The 33 sources we study in detail are selected as distinct peaks in the CS survey of Bally et al. (1987). They are, therefore, cores that should have large amounts of dense gas, which are embedded in a smooth, lower intensity molecular intercloud medium. Since we wish to derive the properties of typical clouds in the Galactic center environment, the non-typical molecular peaks associated with Sgr A and Sgr B2 were not included in the sample.
The () and () transitions of and the () transition of 28 SiO were observed toward all sources of our sample. Both the and (more notably) the SiO lines were easily seen in all sources. We observed the 10 strongest sources in the () submillimeter transition of , again detecting all. The rare isotopomers 29 SiO and 30 SiO were observed and detected toward 12 clouds showing strong emission in 28 SiO. Of 8 sources measured in the 28 SiO() line, 7 showed emission. In Fig. 1 and Table 2, we give an overview of our results. Sample spectra for eight sources are displayed in Fig. 1. We mark the position of all sources observed on a survey map of the () transition of (Papers I and II). Galactic coordinates are used for source names. For the corresponding equatorial coordinates, refer to Hüttemeister et al. (1993b). Most of the clouds we have studied are located within the molecular bulge region, while three lie within the `Clump 2' complex (Bania 1977, Stark & Bania 1986) at . `Clump 1' is located south of the Galactic center.
Integrated line intensities for the () and 28 SiO() transitions and line intensity ratios derived from integrated intensities are presented in Table 2. The errors are determined from the (usually small) formal error of a Gaussian fit to the lines or, in case of non-Gaussian lineshapes, from the rms noise in the spectrum. In addition, a calibration uncertainty of 10% for data taken with the same telescope or 20% for data obtained with different instruments was assumed. For Gaussian lines, the formal error of the fit agrees closely with the error obtained from the rms noise in the spectrum.

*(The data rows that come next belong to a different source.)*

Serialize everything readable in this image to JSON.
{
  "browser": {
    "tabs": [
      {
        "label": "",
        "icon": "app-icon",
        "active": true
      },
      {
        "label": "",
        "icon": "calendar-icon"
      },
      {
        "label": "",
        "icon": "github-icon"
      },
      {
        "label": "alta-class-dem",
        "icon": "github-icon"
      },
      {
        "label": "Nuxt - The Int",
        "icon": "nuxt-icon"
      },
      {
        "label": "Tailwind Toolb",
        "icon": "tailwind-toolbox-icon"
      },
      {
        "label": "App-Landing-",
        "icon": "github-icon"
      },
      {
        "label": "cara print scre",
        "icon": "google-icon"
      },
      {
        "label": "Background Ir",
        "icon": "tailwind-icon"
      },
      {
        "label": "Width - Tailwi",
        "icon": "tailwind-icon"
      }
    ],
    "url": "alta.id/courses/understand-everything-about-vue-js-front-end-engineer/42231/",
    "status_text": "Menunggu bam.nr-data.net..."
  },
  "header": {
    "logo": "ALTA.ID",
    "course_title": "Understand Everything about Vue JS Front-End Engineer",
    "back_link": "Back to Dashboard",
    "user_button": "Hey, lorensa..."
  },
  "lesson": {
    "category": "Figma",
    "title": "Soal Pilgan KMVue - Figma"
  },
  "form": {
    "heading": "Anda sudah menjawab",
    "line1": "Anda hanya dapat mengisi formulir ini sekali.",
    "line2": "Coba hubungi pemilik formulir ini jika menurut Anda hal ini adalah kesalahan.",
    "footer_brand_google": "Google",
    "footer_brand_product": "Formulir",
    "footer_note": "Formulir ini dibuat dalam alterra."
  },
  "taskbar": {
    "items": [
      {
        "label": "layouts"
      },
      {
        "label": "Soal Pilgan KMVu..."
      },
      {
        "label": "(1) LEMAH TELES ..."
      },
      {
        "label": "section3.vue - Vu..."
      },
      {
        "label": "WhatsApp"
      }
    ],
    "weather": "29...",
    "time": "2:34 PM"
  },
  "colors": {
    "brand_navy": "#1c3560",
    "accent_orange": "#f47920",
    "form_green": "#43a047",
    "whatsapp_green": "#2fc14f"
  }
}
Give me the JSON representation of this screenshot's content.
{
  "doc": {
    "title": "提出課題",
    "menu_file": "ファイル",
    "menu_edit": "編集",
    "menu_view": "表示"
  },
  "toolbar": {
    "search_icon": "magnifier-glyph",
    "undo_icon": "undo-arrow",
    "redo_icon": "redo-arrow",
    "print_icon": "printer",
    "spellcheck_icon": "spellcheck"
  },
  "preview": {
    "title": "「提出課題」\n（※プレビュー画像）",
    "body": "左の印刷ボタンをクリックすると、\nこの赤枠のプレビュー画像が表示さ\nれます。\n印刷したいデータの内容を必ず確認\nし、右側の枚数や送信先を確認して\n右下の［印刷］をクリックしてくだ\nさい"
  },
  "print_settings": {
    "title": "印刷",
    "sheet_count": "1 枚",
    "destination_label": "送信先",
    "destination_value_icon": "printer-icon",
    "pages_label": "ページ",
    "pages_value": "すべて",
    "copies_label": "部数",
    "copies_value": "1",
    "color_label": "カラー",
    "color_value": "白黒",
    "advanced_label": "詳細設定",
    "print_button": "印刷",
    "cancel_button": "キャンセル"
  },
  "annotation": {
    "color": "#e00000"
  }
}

For a given species, the center velocities and lineshapes of the different transitions always agree, to within the noise. Between SiO and , however, there can be significant differences. The sources M+0.50+0.00 and M+0.24+0.02 are good examples: In both cases, the lines show two distinct peaks, while the SiO transitions are single-peaked. In M+0.50+0.00, the central velocity of the SiO is close to the weaker line; in M+0.24+0.02 SiO and the stronger peak agree. It is also noteworthy that narrow lines close to a of 0 , likely of local origin, never have a counterpart in SiO. This is illustrated by the source M-0.51-0.16 in Fig. 1 and demonstrates the unusual nature of the Galactic center sources as compared to Galactic disk clouds.
Since the lines of 29 SiO and 30 SiO are very likely optically thin, we can directly check whether the ratio of 29 Si/30 Si in the Galactic center region agrees with the terrestrial value. We find a line intensity ratio of in our sample, in excellent agreement with the terrestrial isotope ratio of 1.5. This confirms that this ratio does not depend on the galactocentric distance (Wilson & Rood 1994, Penzias 1981), which is an expected result if both isotopes are synthezised in the s-process in stars of the same type.
For 28 SiO/29 SiO, we take the ratio to be the terrestrial value of 20, as suggested by Penzias (1981). Since the 28 SiO() transition is optically thick, we cannot check this assumption, but it is supported by the largest line ratio (toward the exceptional source M+1.31-0.13, see Sect. 4.3), which is indeed close to 20.
© European Southern Observatory (ESO) 1998
Online publication: May 15, 1998